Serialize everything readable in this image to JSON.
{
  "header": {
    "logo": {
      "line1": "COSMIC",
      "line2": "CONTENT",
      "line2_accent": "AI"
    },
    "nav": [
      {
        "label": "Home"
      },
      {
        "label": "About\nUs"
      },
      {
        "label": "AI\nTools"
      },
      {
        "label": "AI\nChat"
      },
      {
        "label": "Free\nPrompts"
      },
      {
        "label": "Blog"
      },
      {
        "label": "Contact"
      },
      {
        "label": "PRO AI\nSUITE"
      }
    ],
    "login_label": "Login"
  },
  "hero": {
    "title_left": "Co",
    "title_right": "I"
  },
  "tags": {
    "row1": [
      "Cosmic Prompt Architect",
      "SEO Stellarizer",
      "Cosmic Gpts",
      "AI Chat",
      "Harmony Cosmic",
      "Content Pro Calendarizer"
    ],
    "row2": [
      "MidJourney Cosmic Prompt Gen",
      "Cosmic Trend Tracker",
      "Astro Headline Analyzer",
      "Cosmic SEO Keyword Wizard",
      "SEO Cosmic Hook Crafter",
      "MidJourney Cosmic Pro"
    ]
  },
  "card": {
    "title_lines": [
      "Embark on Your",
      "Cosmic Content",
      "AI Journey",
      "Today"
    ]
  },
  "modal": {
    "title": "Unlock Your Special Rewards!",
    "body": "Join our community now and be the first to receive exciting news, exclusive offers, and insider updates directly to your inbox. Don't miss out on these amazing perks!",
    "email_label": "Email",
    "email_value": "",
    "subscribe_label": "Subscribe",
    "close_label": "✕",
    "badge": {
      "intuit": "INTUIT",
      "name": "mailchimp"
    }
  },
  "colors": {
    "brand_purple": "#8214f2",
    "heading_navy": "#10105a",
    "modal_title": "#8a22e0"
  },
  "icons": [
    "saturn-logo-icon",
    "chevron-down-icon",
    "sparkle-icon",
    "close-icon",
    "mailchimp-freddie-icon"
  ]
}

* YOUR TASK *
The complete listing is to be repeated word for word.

* EXERCISE ANSWER *
Serialize everything readable in this image to JSON.
{
  "header": {
    "logo": {
      "line1": "COSMIC",
      "line2": "CONTENT",
      "line2_accent": "AI"
    },
    "nav": [
      {
        "label": "Home"
      },
      {
        "label": "About\nUs"
      },
      {
        "label": "AI\nTools"
      },
      {
        "label": "AI\nChat"
      },
      {
        "label": "Free\nPrompts"
      },
      {
        "label": "Blog"
      },
      {
        "label": "Contact"
      },
      {
        "label": "PRO AI\nSUITE"
      }
    ],
    "login_label": "Login"
  },
  "hero": {
    "title_left": "Co",
    "title_right": "I"
  },
  "tags": {
    "row1": [
      "Cosmic Prompt Architect",
      "SEO Stellarizer",
      "Cosmic Gpts",
      "AI Chat",
      "Harmony Cosmic",
      "Content Pro Calendarizer"
    ],
    "row2": [
      "MidJourney Cosmic Prompt Gen",
      "Cosmic Trend Tracker",
      "Astro Headline Analyzer",
      "Cosmic SEO Keyword Wizard",
      "SEO Cosmic Hook Crafter",
      "MidJourney Cosmic Pro"
    ]
  },
  "card": {
    "title_lines": [
      "Embark on Your",
      "Cosmic Content",
      "AI Journey",
      "Today"
    ]
  },
  "modal": {
    "title": "Unlock Your Special Rewards!",
    "body": "Join our community now and be the first to receive exciting news, exclusive offers, and insider updates directly to your inbox. Don't miss out on these amazing perks!",
    "email_label": "Email",
    "email_value": "",
    "subscribe_label": "Subscribe",
    "close_label": "✕",
    "badge": {
      "intuit": "INTUIT",
      "name": "mailchimp"
    }
  },
  "colors": {
    "brand_purple": "#8214f2",
    "heading_navy": "#10105a",
    "modal_title": "#8a22e0"
  },
  "icons": [
    "saturn-logo-icon",
    "chevron-down-icon",
    "sparkle-icon",
    "close-icon",
    "mailchimp-freddie-icon"
  ]
}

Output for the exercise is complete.